## EXERCISE PROMPT
The lines to return are those from the line holding "What data populates" through the last line of the entries below, both included, written exactly and without pictures.

## Dataset records
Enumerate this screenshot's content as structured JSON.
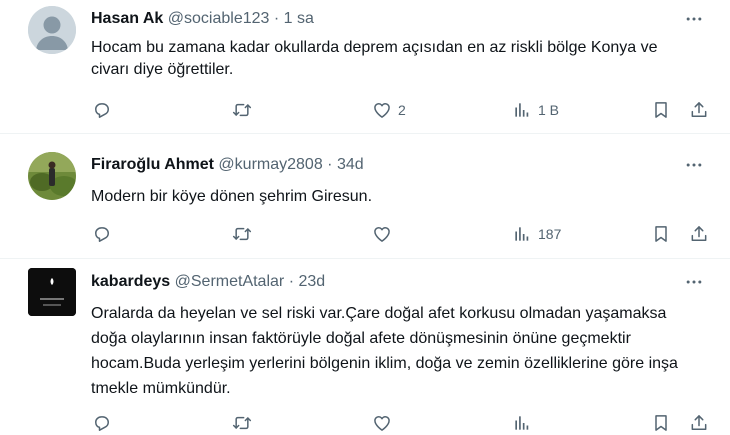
{
  "tweets": [
    {
      "name": "Hasan Ak",
      "handle": "@sociable123",
      "dot": "·",
      "time": "1 sa",
      "text": "Hocam bu zamana kadar okullarda   deprem açısıdan en az riskli bölge Konya  ve civarı diye öğrettiler.",
      "likes": "2",
      "views": "1 B"
    },
    {
      "name": "Firaroğlu Ahmet",
      "handle": "@kurmay2808",
      "dot": "·",
      "time": "34d",
      "text": "Modern bir köye dönen şehrim Giresun.",
      "likes": "",
      "views": "187"
    },
    {
      "name": "kabardeys",
      "handle": "@SermetAtalar",
      "dot": "·",
      "time": "23d",
      "text": "Oralarda da heyelan ve sel riski var.Çare doğal afet korkusu olmadan yaşamaksa doğa olaylarının insan faktörüyle doğal afete dönüşmesinin önüne geçmektir hocam.Buda yerleşim yerlerini bölgenin iklim, doğa ve zemin özelliklerine göre inşa tmekle mümkündür.",
      "likes": "",
      "views": ""
    }
  ],
  "colors": {
    "text": "#0f1419",
    "muted": "#536471",
    "divider": "#eff3f4"
  },
  "icons": [
    "reply-icon",
    "retweet-icon",
    "like-icon",
    "views-icon",
    "bookmark-icon",
    "share-icon",
    "more-icon"
  ]
}
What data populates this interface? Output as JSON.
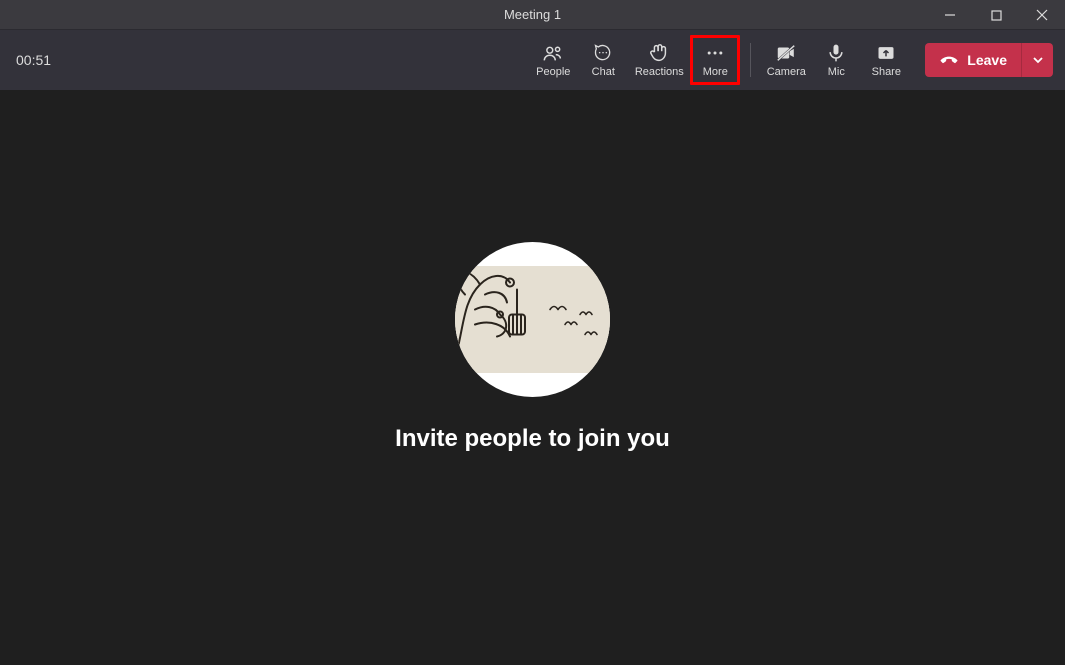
{
  "titlebar": {
    "title": "Meeting 1"
  },
  "toolbar": {
    "timer": "00:51",
    "people_label": "People",
    "chat_label": "Chat",
    "reactions_label": "Reactions",
    "more_label": "More",
    "camera_label": "Camera",
    "mic_label": "Mic",
    "share_label": "Share",
    "leave_label": "Leave",
    "highlighted": "more"
  },
  "main": {
    "invite_text": "Invite people to join you"
  }
}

## RESPONSE TO THIS EXERCISE
What data populates this interface? Output as JSON.
{
  "titlebar": {
    "title": "Meeting 1"
  },
  "toolbar": {
    "timer": "00:51",
    "people_label": "People",
    "chat_label": "Chat",
    "reactions_label": "Reactions",
    "more_label": "More",
    "camera_label": "Camera",
    "mic_label": "Mic",
    "share_label": "Share",
    "leave_label": "Leave",
    "highlighted": "more"
  },
  "main": {
    "invite_text": "Invite people to join you"
  }
}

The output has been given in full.